ADVANCED CONVERSION TECHNOLOGIES FOR SUGARS AND BIOFUELS: SUPERIOR FEEDSTOCKS, PRETREATMENTS, INHIBITOR REMOVAL, AND ENZYMES
Location: Bioenergy Research Unit
Title: Biochemical processing of reed canarygrass into fuel ethanol
Submitted to: International Journal of Low-Carbon Technologies
Publication Type: Peer Reviewed Journal
Publication Acceptance Date: October 27, 2011
Publication Date: December 12, 2011
Citation: Dien, B.S., Casler, M.D., Hector, R.E., Iten, L.B., Nichols, N.N., Mertens, J.A., Cotta, M.A. 2012. Biochemical processing of reed canarygrass into fuel ethanol. International Journal of Low-Carbon Technologies. 7:338-347.
Interpretive Summary: Reed canarygrass has potential as a dedicated bioenergy crop for production in the North Eastern United States because it is well adapted for growth in marginal soils, is a perennial, and has high productivity. Reed canarygrass biomass was evaluated for conversion to fuel ethanol. The biomass was treated with dilute ammonia to open up the plant cell wall structure. The ammonia was evaporated and a combination of enzymes and fermenting yeast used to convert the carbohydrates present in the biomass into ethanol.
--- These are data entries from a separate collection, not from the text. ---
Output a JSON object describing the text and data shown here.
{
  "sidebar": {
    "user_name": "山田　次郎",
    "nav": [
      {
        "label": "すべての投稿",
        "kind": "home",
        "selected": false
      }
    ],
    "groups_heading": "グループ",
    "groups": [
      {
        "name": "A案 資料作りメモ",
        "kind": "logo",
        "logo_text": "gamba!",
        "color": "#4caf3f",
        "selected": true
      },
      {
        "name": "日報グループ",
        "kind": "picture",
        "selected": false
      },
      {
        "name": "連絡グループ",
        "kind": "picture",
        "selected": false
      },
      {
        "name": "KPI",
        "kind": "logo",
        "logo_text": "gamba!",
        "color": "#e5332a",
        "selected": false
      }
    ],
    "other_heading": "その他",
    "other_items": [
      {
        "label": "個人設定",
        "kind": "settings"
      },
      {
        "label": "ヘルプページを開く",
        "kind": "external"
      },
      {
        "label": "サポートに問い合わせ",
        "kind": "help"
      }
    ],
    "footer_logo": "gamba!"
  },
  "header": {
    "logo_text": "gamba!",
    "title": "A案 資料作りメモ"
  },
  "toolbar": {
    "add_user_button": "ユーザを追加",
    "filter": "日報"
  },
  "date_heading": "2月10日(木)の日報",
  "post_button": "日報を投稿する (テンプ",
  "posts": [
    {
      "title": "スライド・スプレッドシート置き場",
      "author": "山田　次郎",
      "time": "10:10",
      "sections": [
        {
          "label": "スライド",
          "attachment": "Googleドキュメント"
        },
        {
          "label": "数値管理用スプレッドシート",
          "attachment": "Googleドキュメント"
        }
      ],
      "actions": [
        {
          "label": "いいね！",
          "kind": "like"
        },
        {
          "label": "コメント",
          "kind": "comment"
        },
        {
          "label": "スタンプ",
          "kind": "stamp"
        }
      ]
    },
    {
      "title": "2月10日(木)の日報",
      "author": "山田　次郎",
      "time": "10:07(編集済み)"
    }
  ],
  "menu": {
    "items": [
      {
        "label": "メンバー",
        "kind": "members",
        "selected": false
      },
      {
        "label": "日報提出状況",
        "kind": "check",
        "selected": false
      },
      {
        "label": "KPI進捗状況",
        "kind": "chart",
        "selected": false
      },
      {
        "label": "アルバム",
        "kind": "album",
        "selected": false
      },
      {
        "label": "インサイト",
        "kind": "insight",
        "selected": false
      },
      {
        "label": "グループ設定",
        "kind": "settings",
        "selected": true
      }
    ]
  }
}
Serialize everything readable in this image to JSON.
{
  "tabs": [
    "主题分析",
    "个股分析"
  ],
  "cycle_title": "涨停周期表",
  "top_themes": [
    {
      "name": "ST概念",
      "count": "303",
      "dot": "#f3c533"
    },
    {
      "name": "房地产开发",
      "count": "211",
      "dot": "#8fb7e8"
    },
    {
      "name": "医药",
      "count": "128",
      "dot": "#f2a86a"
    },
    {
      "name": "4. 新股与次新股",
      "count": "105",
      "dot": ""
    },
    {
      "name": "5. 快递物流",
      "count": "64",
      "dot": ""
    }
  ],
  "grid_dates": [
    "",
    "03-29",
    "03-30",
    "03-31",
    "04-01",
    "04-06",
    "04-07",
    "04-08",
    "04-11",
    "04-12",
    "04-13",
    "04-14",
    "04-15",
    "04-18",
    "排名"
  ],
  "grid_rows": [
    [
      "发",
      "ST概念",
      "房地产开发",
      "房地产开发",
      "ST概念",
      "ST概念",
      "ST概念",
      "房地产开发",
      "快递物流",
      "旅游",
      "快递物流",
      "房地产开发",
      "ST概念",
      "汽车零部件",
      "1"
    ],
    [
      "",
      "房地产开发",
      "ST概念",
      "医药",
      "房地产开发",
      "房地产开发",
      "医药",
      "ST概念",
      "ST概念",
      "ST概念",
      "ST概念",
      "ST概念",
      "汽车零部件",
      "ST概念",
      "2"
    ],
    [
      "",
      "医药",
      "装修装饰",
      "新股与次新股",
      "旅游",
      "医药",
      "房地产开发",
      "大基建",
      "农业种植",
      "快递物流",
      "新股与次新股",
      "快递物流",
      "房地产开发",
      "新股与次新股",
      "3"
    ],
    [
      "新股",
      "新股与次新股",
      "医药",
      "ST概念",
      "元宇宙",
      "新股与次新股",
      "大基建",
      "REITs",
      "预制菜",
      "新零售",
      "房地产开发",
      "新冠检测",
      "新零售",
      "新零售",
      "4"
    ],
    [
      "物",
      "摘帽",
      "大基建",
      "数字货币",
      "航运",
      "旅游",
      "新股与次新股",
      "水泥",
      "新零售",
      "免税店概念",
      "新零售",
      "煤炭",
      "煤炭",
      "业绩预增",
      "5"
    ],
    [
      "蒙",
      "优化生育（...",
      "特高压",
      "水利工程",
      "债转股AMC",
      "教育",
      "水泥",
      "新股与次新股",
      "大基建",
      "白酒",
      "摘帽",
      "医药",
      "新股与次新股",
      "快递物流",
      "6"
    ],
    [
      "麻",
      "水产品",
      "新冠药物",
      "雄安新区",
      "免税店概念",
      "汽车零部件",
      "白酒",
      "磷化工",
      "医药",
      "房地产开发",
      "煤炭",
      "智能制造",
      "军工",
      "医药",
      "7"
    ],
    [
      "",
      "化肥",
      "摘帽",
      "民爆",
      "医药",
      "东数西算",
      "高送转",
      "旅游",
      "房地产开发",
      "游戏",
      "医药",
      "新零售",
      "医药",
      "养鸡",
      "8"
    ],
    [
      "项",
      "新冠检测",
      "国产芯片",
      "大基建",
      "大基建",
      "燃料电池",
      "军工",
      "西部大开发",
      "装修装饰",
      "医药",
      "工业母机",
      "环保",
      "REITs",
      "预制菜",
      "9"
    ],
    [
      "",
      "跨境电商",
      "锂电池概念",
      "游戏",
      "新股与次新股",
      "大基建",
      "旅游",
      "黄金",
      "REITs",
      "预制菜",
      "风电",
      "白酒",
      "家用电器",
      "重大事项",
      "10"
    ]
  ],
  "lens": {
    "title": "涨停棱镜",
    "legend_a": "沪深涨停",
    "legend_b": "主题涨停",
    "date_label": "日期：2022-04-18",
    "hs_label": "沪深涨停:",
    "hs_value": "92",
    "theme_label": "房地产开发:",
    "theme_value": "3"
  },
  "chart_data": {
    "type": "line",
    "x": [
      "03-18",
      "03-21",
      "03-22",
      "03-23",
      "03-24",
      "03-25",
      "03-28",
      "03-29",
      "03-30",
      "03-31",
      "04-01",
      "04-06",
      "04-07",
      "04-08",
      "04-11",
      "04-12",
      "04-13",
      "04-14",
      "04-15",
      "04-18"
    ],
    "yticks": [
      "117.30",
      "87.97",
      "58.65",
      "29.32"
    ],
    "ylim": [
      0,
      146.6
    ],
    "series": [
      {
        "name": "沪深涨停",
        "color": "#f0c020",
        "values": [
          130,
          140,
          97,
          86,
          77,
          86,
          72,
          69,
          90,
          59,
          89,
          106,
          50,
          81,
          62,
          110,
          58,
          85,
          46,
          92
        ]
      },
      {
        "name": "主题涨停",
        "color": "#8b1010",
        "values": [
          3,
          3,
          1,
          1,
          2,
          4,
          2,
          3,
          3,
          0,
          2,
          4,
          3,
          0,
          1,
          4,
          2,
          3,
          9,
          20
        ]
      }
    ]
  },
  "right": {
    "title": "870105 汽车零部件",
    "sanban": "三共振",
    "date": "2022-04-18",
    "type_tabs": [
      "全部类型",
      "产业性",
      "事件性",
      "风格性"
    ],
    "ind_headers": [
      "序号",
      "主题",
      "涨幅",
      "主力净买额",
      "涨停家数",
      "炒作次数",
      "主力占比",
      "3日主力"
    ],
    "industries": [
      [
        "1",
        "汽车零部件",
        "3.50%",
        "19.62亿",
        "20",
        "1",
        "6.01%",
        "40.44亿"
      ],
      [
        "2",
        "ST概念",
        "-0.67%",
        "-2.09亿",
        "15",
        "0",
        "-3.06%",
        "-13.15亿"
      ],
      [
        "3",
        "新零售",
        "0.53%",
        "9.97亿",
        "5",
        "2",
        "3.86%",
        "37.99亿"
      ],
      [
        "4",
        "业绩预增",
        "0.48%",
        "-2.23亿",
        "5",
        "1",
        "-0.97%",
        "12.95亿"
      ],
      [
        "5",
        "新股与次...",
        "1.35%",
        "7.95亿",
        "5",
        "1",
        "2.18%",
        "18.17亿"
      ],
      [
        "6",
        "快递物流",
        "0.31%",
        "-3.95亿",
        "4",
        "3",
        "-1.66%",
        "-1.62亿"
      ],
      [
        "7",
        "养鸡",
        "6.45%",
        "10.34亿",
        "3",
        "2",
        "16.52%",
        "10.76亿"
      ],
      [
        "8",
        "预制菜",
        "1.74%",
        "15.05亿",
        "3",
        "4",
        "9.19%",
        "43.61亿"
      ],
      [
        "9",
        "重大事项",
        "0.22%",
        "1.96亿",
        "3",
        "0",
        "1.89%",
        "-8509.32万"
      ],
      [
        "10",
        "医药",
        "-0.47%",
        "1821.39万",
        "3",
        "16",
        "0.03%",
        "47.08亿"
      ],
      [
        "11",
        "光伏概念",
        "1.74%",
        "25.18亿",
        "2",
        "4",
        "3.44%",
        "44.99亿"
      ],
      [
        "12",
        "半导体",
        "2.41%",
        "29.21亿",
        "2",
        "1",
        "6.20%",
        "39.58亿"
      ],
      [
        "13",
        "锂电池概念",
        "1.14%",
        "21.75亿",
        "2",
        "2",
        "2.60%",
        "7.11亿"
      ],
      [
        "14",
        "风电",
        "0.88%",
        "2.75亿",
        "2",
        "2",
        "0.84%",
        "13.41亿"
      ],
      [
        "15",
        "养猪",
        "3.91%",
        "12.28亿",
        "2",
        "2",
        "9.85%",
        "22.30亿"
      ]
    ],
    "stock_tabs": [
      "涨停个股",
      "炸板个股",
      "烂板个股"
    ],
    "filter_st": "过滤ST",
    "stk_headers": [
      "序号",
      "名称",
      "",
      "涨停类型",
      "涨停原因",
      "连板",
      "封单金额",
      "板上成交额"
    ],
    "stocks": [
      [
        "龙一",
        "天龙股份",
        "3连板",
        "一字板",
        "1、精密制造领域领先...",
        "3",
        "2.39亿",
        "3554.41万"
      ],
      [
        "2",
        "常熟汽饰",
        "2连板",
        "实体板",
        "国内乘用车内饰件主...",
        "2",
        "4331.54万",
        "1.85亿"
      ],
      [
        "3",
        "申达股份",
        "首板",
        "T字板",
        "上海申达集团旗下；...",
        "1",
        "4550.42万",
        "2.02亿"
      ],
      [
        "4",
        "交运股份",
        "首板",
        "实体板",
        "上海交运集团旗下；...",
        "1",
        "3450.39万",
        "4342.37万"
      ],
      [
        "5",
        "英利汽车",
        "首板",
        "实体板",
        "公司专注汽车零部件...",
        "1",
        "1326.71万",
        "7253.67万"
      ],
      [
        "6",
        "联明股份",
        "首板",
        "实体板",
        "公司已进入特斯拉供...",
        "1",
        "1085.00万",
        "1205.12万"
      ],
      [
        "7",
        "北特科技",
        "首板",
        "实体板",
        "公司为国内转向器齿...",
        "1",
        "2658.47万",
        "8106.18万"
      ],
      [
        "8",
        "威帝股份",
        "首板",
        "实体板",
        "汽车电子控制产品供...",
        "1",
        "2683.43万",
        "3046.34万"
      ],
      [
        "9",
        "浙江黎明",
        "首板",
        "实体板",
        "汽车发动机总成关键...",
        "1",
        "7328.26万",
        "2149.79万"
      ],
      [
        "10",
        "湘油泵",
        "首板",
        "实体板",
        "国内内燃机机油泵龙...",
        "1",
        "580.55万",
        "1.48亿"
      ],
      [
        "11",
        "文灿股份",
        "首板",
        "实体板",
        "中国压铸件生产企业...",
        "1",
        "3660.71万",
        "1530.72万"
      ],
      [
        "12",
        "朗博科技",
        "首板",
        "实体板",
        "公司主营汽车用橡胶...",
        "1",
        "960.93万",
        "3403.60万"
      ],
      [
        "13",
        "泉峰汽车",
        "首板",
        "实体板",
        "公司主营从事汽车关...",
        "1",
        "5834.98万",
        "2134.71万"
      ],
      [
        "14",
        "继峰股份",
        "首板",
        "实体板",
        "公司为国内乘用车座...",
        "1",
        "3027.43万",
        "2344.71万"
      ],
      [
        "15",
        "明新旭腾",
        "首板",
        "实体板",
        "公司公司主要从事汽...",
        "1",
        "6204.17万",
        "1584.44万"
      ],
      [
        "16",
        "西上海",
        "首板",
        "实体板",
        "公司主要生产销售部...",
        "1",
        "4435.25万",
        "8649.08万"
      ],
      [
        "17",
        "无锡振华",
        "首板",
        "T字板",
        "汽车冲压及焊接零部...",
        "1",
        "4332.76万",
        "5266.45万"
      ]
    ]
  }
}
Under optimized ammonia treatment conditions, the biomass was converted with a conversion efficiency of 72% based solely upon the amount of glucose present in the biomass. This work will be of interest to farmers who might consider growing bioenergy crops and potential producers of cellulosic ethanol.
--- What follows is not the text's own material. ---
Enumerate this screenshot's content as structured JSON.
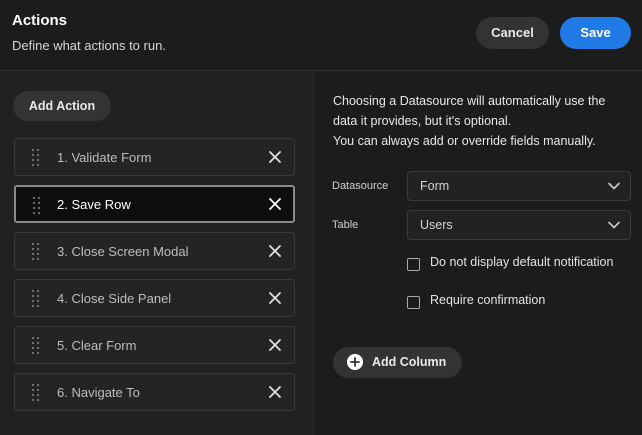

Reed canarygrass is a temperate perennial grass of interest as a bioenergy crop. The canarygrass was evaluated for conversion to bioethanol using liquid hot water and dilute ammonia pretreatments prior to fermentation. Resulting hydrolysates were evaluated for production of ethanol, xylose, and soluble xylans. Dilute ammonia gave higher yield efficiencies than liquid hot water. The optimal condition for dilute ammonia (4% w/v) pretreatment was 170 deg C for 20 min. Hydrolysates were converted to ethanol using Saccharomyces in the presence of a blend of commercial cellulases and additional carbohydrases. The final ethanol conversion efficiency was 84% based upon total hexosans, with 72% of the xylan converted to soluble xylan oligomers.